IF There Is REALLY a Deal on the Table …
I know what you are thinking … because it is what I am thinking. If Senator Murray and Representative Ryan can agree on a modest budget deal, everyone in Congress should be so relieved that the deal will whisk through both House and Senate and head straight to the President’s desk. Then appropriations staff will have nearly a month to put together an omnibus appropriations bill that is a mix of traditional spending bills for most agencies and a Continuing Resolution (CR) for the handful of bills on which there are disagreements. The “regular order” for appropriations would be restored for FY 14 and maybe FY 15.
From the standpoint of FDA advocacy, this “if/then” would be ideal. Our interest is in the largest possible amount of non-defense monies becoming available through a budget deal. But even more important is that a budget deal puts FDA’s funding fate back in the hand of the appropriators. How can we be sure this would be good? Because FDA does better under both the House and Senate appropriations bills than under the current CR. Few, if any, other non-defense agencies can say this.
However, there is still a serious possibility that a budget deal may not emerge or may fail to pass the House or the Senate.
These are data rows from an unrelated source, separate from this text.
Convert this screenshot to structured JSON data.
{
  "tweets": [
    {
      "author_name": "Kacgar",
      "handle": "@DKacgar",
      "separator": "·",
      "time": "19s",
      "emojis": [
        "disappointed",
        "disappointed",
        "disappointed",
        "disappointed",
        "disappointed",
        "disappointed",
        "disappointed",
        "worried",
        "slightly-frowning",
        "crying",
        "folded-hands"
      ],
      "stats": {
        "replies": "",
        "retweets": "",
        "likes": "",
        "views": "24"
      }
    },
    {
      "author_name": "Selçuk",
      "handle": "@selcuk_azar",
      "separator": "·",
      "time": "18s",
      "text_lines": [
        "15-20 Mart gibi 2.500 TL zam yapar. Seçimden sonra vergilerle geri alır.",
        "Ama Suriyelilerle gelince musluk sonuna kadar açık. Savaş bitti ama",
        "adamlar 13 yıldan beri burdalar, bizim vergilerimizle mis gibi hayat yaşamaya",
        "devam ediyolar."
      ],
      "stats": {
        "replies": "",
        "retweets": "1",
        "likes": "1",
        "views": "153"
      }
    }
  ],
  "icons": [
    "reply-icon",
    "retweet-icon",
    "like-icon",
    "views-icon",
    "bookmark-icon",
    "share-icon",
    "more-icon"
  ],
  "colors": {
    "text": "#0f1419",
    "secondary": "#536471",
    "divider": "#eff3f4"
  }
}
One of the reported sticking points in negotiations is Republican insistence on cuts to federal retirements — a seeming non-starter for House Budget Committee ranking Democrat Chris Van Hollen, House Minority Leader Steny Hoyer, and Senate Budget Committee chairman, Barbara Mikulski. They are all Maryland Democrats with large federal workforce constituencies.
If a budget deal does emerge and passes both houses, here is a quick guide to how it would affect spending, relative to FY 12, post-sequester FY 13 and the House and Senate marks for FY 14. The total of $1.001 trillion and the defense/non-defense allocation is based on a report in yesterday’s Roll Call. The total in the final deal may be slightly higher or lower, in which case the sector numbers can be adjusted by allocating half of the difference to each.
|Sectors||Budget Control Act (BCA) ceiling for FY 14||FY 14 Short-term CR (FY 13 post-sequester)||House||Senate||Per Roll Call, possible deal with sector increases split 50-50|
|Defense||$498 billion||$517 billion||$546 billion||$ 552 billion||$ 515 billion|
|Non-Defense||$469 billion||$469 billion||$421 billion||$ 504 billion||$ 486 billion|
|Total||$967 billion||$986 billion||$967 billion||$1,056 billion||$1,001 billion|
Finally, the legislative vehicle is likely to be a budget bill rather than a budget resolution. The bill, unlike a resolution, could include the changes to the BCA ceilings and related legal changes and could be voted on once by each house. A resolution — because a separate bill amending BCA would be necessary — would require at least two votes.
Note: This analysis and commentary is written by Steven Grossman, the Deputy Executive Director of the Alliance for a Stronger FDA.